### PROVIDED DATA
★ ★ ★

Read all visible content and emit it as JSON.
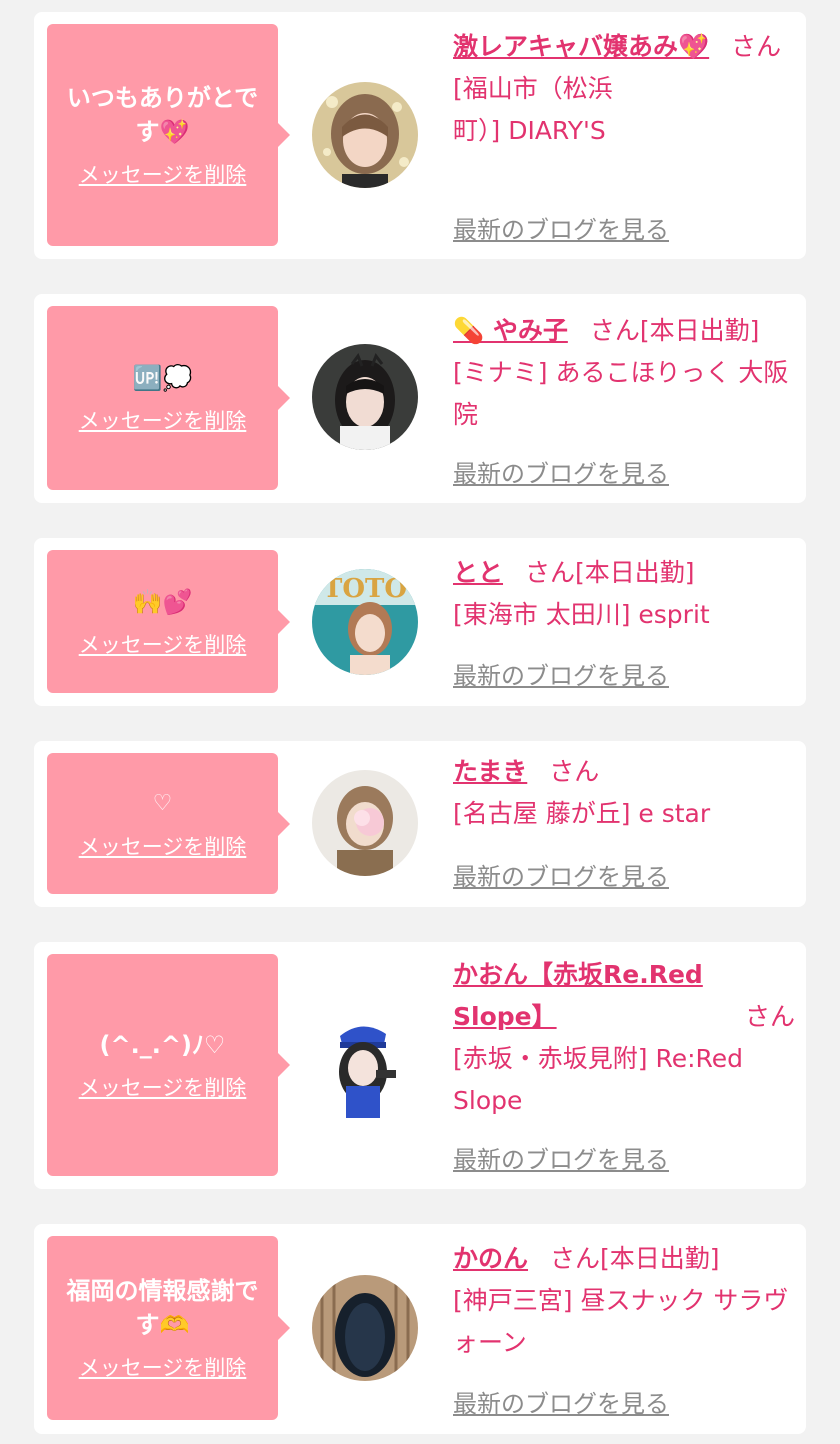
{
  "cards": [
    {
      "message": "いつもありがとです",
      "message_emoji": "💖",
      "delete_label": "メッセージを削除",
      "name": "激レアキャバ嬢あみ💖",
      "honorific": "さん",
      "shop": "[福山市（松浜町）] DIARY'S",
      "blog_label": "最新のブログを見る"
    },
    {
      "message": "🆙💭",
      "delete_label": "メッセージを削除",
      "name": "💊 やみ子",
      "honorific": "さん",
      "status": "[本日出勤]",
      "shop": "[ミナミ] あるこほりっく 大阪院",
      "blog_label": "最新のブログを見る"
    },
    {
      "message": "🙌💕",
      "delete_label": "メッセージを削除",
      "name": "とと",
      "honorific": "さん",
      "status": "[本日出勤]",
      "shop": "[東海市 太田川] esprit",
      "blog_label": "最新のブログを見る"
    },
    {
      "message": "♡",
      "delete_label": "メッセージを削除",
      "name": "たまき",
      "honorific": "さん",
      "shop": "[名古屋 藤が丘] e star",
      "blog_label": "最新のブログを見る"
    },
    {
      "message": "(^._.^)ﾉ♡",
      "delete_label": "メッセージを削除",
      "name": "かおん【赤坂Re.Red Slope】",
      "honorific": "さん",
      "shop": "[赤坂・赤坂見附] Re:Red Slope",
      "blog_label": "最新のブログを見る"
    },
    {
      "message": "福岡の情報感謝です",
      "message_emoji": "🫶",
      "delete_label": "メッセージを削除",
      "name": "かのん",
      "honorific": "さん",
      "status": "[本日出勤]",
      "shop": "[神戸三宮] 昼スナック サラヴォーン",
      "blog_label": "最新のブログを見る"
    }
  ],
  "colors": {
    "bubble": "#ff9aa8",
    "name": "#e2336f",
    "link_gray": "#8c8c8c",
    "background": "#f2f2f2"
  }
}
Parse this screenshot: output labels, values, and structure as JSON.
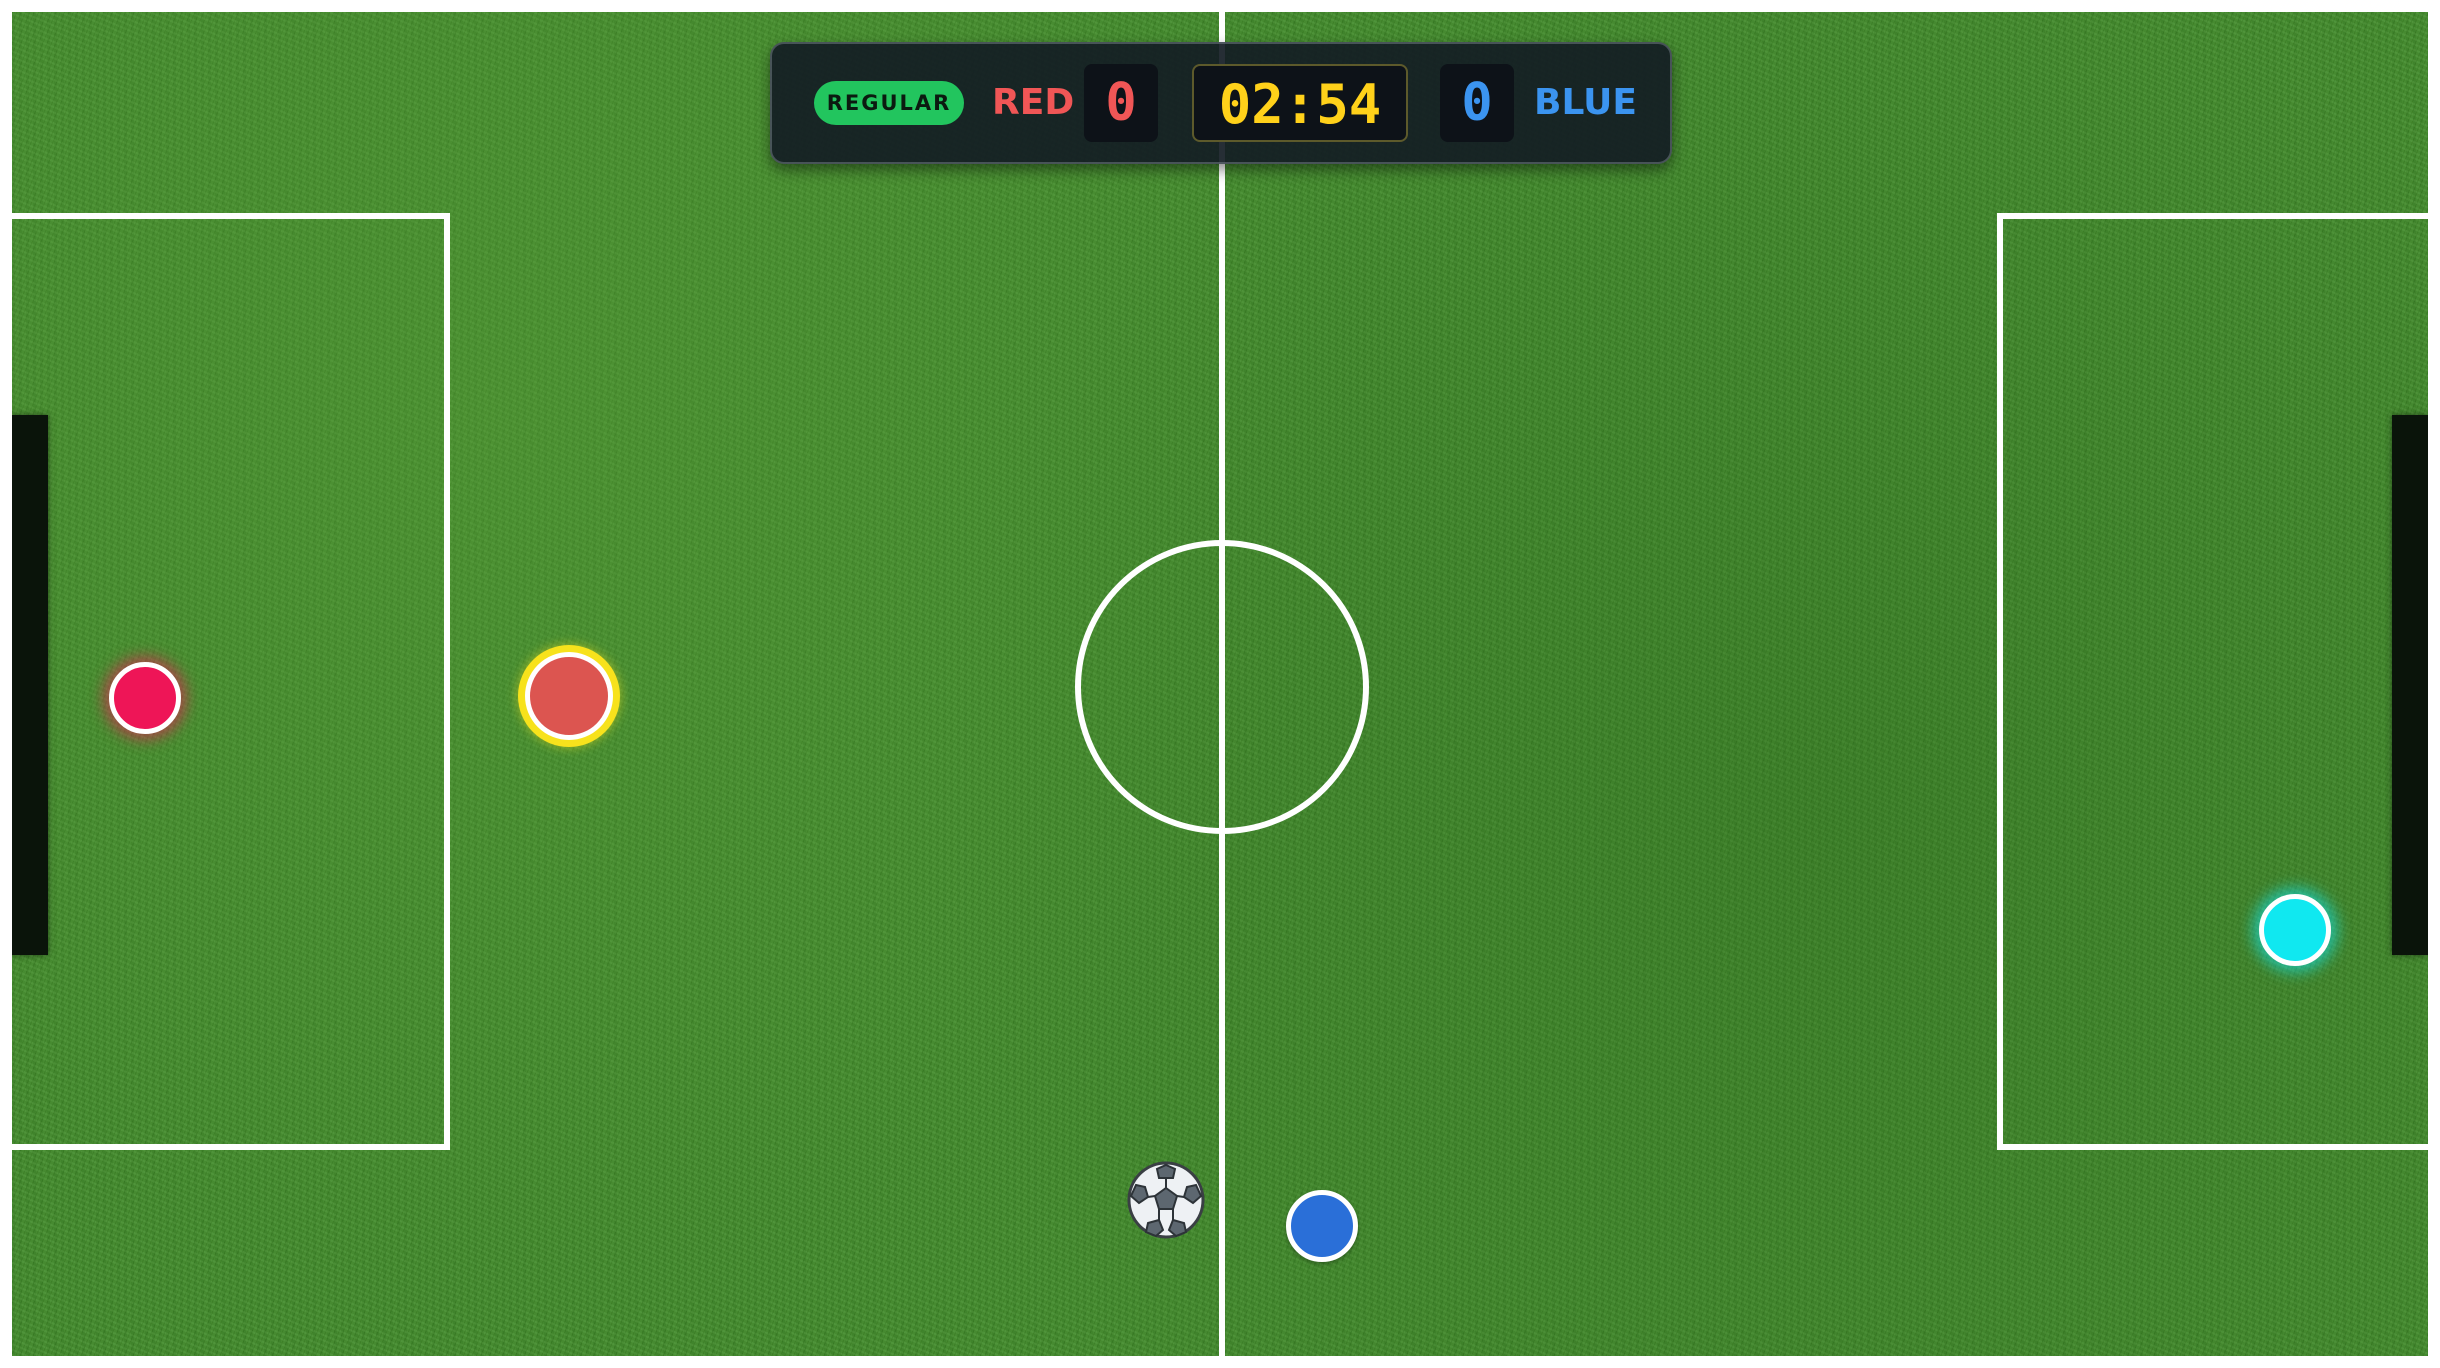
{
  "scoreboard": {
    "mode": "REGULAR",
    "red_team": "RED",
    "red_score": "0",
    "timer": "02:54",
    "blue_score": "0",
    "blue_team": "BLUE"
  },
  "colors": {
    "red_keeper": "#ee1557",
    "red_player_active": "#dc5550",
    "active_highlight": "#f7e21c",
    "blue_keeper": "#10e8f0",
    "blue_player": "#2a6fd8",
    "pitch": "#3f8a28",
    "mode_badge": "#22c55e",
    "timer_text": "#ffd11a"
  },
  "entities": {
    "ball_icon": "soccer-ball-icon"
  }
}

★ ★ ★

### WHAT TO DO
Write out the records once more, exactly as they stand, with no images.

### ANSWER
Read all visible content and emit it as JSON.
{
  "cards": [
    {
      "message": "いつもありがとです",
      "message_emoji": "💖",
      "delete_label": "メッセージを削除",
      "name": "激レアキャバ嬢あみ💖",
      "honorific": "さん",
      "shop": "[福山市（松浜町）] DIARY'S",
      "blog_label": "最新のブログを見る"
    },
    {
      "message": "🆙💭",
      "delete_label": "メッセージを削除",
      "name": "💊 やみ子",
      "honorific": "さん",
      "status": "[本日出勤]",
      "shop": "[ミナミ] あるこほりっく 大阪院",
      "blog_label": "最新のブログを見る"
    },
    {
      "message": "🙌💕",
      "delete_label": "メッセージを削除",
      "name": "とと",
      "honorific": "さん",
      "status": "[本日出勤]",
      "shop": "[東海市 太田川] esprit",
      "blog_label": "最新のブログを見る"
    },
    {
      "message": "♡",
      "delete_label": "メッセージを削除",
      "name": "たまき",
      "honorific": "さん",
      "shop": "[名古屋 藤が丘] e star",
      "blog_label": "最新のブログを見る"
    },
    {
      "message": "(^._.^)ﾉ♡",
      "delete_label": "メッセージを削除",
      "name": "かおん【赤坂Re.Red Slope】",
      "honorific": "さん",
      "shop": "[赤坂・赤坂見附] Re:Red Slope",
      "blog_label": "最新のブログを見る"
    },
    {
      "message": "福岡の情報感謝です",
      "message_emoji": "🫶",
      "delete_label": "メッセージを削除",
      "name": "かのん",
      "honorific": "さん",
      "status": "[本日出勤]",
      "shop": "[神戸三宮] 昼スナック サラヴォーン",
      "blog_label": "最新のブログを見る"
    }
  ],
  "colors": {
    "bubble": "#ff9aa8",
    "name": "#e2336f",
    "link_gray": "#8c8c8c",
    "background": "#f2f2f2"
  }
}
Parse this screenshot: output labels, values, and structure as JSON.
{
  "scoreboard": {
    "mode": "REGULAR",
    "red_team": "RED",
    "red_score": "0",
    "timer": "02:54",
    "blue_score": "0",
    "blue_team": "BLUE"
  },
  "colors": {
    "red_keeper": "#ee1557",
    "red_player_active": "#dc5550",
    "active_highlight": "#f7e21c",
    "blue_keeper": "#10e8f0",
    "blue_player": "#2a6fd8",
    "pitch": "#3f8a28",
    "mode_badge": "#22c55e",
    "timer_text": "#ffd11a"
  },
  "entities": {
    "ball_icon": "soccer-ball-icon"
  }
}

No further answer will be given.